My uncle went to university only a year or two and dropped out, so some twenty years later as I recall he took a couple of creative writing courses – at some local college – early in his writing days. He ended up eventually teaching creative writing and literature two decades after that BECAUSE in the intervening years through hard experience he had become a reasonably successful published author. In my twenties, I was wowed at whom he knew and what he did (although I hated to show that to him): he was, gosh, a real author. He even met Sir Sean Connery!

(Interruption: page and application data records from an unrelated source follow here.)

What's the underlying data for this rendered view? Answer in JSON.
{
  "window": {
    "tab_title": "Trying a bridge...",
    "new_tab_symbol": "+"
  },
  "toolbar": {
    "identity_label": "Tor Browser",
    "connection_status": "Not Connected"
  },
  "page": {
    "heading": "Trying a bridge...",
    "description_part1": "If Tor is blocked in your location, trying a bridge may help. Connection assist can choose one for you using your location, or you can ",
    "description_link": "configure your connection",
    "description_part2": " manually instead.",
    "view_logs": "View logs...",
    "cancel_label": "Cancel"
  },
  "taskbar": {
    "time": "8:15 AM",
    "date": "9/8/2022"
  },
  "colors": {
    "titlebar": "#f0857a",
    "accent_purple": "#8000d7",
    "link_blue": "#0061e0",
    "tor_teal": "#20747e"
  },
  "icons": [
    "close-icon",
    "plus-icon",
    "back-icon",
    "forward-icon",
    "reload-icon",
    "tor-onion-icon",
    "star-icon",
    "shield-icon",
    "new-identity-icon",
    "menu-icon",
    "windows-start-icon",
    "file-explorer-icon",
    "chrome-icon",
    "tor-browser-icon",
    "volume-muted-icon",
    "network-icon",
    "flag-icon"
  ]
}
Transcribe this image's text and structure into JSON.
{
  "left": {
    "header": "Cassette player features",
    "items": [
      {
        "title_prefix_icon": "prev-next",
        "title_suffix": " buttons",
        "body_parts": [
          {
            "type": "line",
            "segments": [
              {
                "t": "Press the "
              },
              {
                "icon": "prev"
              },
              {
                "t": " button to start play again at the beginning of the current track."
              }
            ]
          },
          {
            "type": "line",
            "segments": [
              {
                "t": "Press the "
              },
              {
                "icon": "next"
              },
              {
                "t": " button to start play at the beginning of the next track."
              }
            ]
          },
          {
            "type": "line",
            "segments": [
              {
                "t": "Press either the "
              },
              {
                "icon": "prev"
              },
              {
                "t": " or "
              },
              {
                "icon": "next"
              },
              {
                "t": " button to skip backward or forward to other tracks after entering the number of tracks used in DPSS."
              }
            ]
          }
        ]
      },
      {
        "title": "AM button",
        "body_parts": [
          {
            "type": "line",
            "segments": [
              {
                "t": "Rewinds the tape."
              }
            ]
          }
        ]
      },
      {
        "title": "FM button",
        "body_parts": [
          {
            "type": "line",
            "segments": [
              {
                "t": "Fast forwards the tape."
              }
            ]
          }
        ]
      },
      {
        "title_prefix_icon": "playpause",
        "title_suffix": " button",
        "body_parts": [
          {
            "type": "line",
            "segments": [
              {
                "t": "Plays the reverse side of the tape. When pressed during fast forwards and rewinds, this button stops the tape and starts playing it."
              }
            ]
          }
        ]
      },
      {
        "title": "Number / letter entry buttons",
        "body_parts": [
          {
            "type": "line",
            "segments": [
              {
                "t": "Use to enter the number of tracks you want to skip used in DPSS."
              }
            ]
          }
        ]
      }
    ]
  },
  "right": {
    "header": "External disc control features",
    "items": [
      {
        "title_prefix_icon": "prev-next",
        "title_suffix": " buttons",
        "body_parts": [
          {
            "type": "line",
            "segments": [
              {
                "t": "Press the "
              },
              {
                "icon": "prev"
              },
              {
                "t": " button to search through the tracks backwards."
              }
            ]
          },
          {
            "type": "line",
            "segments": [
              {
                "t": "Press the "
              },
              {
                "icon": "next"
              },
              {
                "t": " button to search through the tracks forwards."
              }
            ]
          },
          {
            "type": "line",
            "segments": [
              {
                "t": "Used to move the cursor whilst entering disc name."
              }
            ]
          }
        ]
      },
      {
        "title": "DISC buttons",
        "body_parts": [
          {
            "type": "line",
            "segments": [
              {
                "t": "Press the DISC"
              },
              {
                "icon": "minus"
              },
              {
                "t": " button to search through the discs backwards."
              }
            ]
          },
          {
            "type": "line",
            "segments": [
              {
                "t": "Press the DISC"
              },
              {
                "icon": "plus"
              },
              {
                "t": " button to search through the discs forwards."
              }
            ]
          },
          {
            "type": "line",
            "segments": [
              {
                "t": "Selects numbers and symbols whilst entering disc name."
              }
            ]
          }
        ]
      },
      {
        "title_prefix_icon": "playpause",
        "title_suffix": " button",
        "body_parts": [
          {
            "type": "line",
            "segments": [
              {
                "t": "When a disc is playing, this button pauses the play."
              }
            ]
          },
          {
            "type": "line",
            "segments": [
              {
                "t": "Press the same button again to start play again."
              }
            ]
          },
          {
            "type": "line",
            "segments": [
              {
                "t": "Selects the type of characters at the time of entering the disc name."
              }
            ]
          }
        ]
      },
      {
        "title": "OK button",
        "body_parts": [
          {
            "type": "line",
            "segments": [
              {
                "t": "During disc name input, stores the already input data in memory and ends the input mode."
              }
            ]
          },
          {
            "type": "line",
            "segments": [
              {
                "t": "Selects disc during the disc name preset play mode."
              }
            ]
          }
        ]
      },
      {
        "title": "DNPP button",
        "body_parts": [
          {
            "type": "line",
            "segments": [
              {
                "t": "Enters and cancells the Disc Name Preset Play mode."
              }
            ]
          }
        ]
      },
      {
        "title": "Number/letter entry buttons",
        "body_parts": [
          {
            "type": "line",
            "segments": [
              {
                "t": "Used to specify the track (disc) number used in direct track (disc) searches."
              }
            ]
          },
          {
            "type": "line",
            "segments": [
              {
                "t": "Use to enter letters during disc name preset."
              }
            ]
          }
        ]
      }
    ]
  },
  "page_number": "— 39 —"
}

However, in turn he once shocked me when he claimed he was envious of my formal university studies; had he stayed in university he felt he would not have needed those writing courses. He believed university taught me a discipline in writing papers and theses for critical review. It also exposed me generally to a far wider “knowledge base” than he had had (outside of his law enforcement knowledge which of course was another world to me). And while he traveled some, I was a foreign traveler in a way he was unable to be. So to make up for a lack of a “formal” higher education and (foreign) travel, he was a voracious reader; his houses were always STUFFED with books.
the bastard he loved to try to impress my (girl)friends:
I have an advanced degree in history. That qualifies me to teach history; it doesn’t mean I know history “officially,” or inherently more than you about everything deemed “historical.” Similarly a writing degree is probably best if you want to TEACH writing; but (in my opinion) don’t let anyone get you believing you must have a creative writing master’s degree just to write a book, or that your book is intrinsically better, or you are “officially” now an author, ONLY if you have one.
Remember Jane Austen, for one, certainly did not possess any degree; she barely even set a foot in what we consider a school. Her “writing training” was mostly having been an avid reader and in writing stories, and reading them to the family in the evenings as entertainment. Her father eventually was so impressed he sought out a publisher to try to sell her tales.
Becoming an author is not to be confused with training for a profession. It is not to be equated with becoming a doctor or a lawyer. What makes an author is having the courage to write for an audience that includes people
beyond your mum and your best friend you have never met and seeking payment for it.
Have a good Monday, wherever you are reading and writing. 🙂